### [Task requirements]
Exact reproduction required: print each line of the material below.
════
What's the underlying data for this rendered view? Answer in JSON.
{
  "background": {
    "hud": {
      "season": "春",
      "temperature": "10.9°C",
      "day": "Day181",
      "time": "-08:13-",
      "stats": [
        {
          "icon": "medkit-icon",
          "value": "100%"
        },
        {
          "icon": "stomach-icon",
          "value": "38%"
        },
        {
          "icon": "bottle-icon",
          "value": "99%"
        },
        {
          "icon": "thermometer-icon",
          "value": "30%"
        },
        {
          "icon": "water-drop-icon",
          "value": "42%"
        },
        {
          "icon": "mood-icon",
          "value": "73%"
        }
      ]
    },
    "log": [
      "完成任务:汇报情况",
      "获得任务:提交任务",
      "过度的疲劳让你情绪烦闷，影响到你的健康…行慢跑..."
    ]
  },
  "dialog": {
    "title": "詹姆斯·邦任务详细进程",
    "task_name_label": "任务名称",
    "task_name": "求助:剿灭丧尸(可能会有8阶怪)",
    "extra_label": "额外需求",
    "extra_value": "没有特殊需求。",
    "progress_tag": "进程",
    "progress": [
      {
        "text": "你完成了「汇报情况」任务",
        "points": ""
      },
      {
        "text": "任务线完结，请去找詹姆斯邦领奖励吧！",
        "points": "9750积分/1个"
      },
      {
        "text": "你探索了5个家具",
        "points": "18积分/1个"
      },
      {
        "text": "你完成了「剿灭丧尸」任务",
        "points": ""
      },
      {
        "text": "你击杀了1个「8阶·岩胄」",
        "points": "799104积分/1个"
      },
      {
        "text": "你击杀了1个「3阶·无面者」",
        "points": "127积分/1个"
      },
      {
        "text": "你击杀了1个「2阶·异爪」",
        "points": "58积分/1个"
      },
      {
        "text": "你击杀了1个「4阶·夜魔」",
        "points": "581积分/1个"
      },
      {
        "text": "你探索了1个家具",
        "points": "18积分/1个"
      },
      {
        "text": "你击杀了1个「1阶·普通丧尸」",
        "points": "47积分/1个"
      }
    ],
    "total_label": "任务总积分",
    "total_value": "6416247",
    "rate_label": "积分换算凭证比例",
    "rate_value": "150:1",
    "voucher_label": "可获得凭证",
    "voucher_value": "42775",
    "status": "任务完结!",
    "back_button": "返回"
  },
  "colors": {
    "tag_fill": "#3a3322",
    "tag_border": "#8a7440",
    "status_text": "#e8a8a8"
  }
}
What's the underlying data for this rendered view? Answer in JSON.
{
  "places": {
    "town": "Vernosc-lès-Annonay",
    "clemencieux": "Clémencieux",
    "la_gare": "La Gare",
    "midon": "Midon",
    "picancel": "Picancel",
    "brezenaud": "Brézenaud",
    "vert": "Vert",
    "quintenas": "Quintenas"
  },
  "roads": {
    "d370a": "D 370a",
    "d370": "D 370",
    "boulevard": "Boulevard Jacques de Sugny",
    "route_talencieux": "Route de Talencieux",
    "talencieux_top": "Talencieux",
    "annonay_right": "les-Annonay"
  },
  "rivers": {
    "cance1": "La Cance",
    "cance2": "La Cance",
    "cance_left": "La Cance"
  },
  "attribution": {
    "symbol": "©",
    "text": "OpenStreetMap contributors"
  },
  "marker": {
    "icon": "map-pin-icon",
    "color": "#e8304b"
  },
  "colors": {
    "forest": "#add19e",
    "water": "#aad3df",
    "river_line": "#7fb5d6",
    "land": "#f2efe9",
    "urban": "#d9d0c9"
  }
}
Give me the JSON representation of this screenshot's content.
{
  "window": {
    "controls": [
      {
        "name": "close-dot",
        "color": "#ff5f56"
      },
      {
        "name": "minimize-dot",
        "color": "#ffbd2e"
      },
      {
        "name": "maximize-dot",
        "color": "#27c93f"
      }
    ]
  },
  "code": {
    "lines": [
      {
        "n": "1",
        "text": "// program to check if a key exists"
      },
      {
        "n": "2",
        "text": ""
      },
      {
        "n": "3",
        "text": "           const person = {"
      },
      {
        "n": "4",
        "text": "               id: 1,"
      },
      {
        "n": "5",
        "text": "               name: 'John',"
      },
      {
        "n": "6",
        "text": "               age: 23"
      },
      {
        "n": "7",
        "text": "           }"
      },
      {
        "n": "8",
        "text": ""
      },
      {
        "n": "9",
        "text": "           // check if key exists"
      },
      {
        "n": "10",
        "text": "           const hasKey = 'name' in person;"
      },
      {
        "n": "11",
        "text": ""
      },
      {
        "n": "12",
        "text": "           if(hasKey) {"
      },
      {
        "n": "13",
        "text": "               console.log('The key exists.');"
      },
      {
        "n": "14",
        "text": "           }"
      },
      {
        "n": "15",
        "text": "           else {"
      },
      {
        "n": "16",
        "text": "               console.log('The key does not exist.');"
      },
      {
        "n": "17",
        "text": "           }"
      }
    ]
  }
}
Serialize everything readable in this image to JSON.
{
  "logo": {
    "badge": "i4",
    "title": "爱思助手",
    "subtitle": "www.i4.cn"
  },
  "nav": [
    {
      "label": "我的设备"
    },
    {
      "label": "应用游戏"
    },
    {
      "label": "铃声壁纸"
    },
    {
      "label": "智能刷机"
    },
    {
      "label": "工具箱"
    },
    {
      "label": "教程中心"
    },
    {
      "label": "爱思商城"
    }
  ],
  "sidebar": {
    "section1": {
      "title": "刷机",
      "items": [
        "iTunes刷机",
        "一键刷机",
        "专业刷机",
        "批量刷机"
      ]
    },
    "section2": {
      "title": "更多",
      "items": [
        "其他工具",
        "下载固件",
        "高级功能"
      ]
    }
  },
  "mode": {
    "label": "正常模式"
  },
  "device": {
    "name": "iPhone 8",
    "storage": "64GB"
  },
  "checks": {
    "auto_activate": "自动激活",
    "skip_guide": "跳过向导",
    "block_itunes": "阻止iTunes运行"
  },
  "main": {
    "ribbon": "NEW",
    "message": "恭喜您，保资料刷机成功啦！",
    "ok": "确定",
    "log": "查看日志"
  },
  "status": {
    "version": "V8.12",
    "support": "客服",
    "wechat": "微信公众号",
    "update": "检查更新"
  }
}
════
### [Exercise result]
What's the underlying data for this rendered view? Answer in JSON.
{
  "background": {
    "hud": {
      "season": "春",
      "temperature": "10.9°C",
      "day": "Day181",
      "time": "-08:13-",
      "stats": [
        {
          "icon": "medkit-icon",
          "value": "100%"
        },
        {
          "icon": "stomach-icon",
          "value": "38%"
        },
        {
          "icon": "bottle-icon",
          "value": "99%"
        },
        {
          "icon": "thermometer-icon",
          "value": "30%"
        },
        {
          "icon": "water-drop-icon",
          "value": "42%"
        },
        {
          "icon": "mood-icon",
          "value": "73%"
        }
      ]
    },
    "log": [
      "完成任务:汇报情况",
      "获得任务:提交任务",
      "过度的疲劳让你情绪烦闷，影响到你的健康…行慢跑..."
    ]
  },
  "dialog": {
    "title": "詹姆斯·邦任务详细进程",
    "task_name_label": "任务名称",
    "task_name": "求助:剿灭丧尸(可能会有8阶怪)",
    "extra_label": "额外需求",
    "extra_value": "没有特殊需求。",
    "progress_tag": "进程",
    "progress": [
      {
        "text": "你完成了「汇报情况」任务",
        "points": ""
      },
      {
        "text": "任务线完结，请去找詹姆斯邦领奖励吧！",
        "points": "9750积分/1个"
      },
      {
        "text": "你探索了5个家具",
        "points": "18积分/1个"
      },
      {
        "text": "你完成了「剿灭丧尸」任务",
        "points": ""
      },
      {
        "text": "你击杀了1个「8阶·岩胄」",
        "points": "799104积分/1个"
      },
      {
        "text": "你击杀了1个「3阶·无面者」",
        "points": "127积分/1个"
      },
      {
        "text": "你击杀了1个「2阶·异爪」",
        "points": "58积分/1个"
      },
      {
        "text": "你击杀了1个「4阶·夜魔」",
        "points": "581积分/1个"
      },
      {
        "text": "你探索了1个家具",
        "points": "18积分/1个"
      },
      {
        "text": "你击杀了1个「1阶·普通丧尸」",
        "points": "47积分/1个"
      }
    ],
    "total_label": "任务总积分",
    "total_value": "6416247",
    "rate_label": "积分换算凭证比例",
    "rate_value": "150:1",
    "voucher_label": "可获得凭证",
    "voucher_value": "42775",
    "status": "任务完结!",
    "back_button": "返回"
  },
  "colors": {
    "tag_fill": "#3a3322",
    "tag_border": "#8a7440",
    "status_text": "#e8a8a8"
  }
}
What's the underlying data for this rendered view? Answer in JSON.
{
  "places": {
    "town": "Vernosc-lès-Annonay",
    "clemencieux": "Clémencieux",
    "la_gare": "La Gare",
    "midon": "Midon",
    "picancel": "Picancel",
    "brezenaud": "Brézenaud",
    "vert": "Vert",
    "quintenas": "Quintenas"
  },
  "roads": {
    "d370a": "D 370a",
    "d370": "D 370",
    "boulevard": "Boulevard Jacques de Sugny",
    "route_talencieux": "Route de Talencieux",
    "talencieux_top": "Talencieux",
    "annonay_right": "les-Annonay"
  },
  "rivers": {
    "cance1": "La Cance",
    "cance2": "La Cance",
    "cance_left": "La Cance"
  },
  "attribution": {
    "symbol": "©",
    "text": "OpenStreetMap contributors"
  },
  "marker": {
    "icon": "map-pin-icon",
    "color": "#e8304b"
  },
  "colors": {
    "forest": "#add19e",
    "water": "#aad3df",
    "river_line": "#7fb5d6",
    "land": "#f2efe9",
    "urban": "#d9d0c9"
  }
}
Give me the JSON representation of this screenshot's content.
{
  "window": {
    "controls": [
      {
        "name": "close-dot",
        "color": "#ff5f56"
      },
      {
        "name": "minimize-dot",
        "color": "#ffbd2e"
      },
      {
        "name": "maximize-dot",
        "color": "#27c93f"
      }
    ]
  },
  "code": {
    "lines": [
      {
        "n": "1",
        "text": "// program to check if a key exists"
      },
      {
        "n": "2",
        "text": ""
      },
      {
        "n": "3",
        "text": "           const person = {"
      },
      {
        "n": "4",
        "text": "               id: 1,"
      },
      {
        "n": "5",
        "text": "               name: 'John',"
      },
      {
        "n": "6",
        "text": "               age: 23"
      },
      {
        "n": "7",
        "text": "           }"
      },
      {
        "n": "8",
        "text": ""
      },
      {
        "n": "9",
        "text": "           // check if key exists"
      },
      {
        "n": "10",
        "text": "           const hasKey = 'name' in person;"
      },
      {
        "n": "11",
        "text": ""
      },
      {
        "n": "12",
        "text": "           if(hasKey) {"
      },
      {
        "n": "13",
        "text": "               console.log('The key exists.');"
      },
      {
        "n": "14",
        "text": "           }"
      },
      {
        "n": "15",
        "text": "           else {"
      },
      {
        "n": "16",
        "text": "               console.log('The key does not exist.');"
      },
      {
        "n": "17",
        "text": "           }"
      }
    ]
  }
}
Serialize everything readable in this image to JSON.
{
  "logo": {
    "badge": "i4",
    "title": "爱思助手",
    "subtitle": "www.i4.cn"
  },
  "nav": [
    {
      "label": "我的设备"
    },
    {
      "label": "应用游戏"
    },
    {
      "label": "铃声壁纸"
    },
    {
      "label": "智能刷机"
    },
    {
      "label": "工具箱"
    },
    {
      "label": "教程中心"
    },
    {
      "label": "爱思商城"
    }
  ],
  "sidebar": {
    "section1": {
      "title": "刷机",
      "items": [
        "iTunes刷机",
        "一键刷机",
        "专业刷机",
        "批量刷机"
      ]
    },
    "section2": {
      "title": "更多",
      "items": [
        "其他工具",
        "下载固件",
        "高级功能"
      ]
    }
  },
  "mode": {
    "label": "正常模式"
  },
  "device": {
    "name": "iPhone 8",
    "storage": "64GB"
  },
  "checks": {
    "auto_activate": "自动激活",
    "skip_guide": "跳过向导",
    "block_itunes": "阻止iTunes运行"
  },
  "main": {
    "ribbon": "NEW",
    "message": "恭喜您，保资料刷机成功啦！",
    "ok": "确定",
    "log": "查看日志"
  },
  "status": {
    "version": "V8.12",
    "support": "客服",
    "wechat": "微信公众号",
    "update": "检查更新"
  }
}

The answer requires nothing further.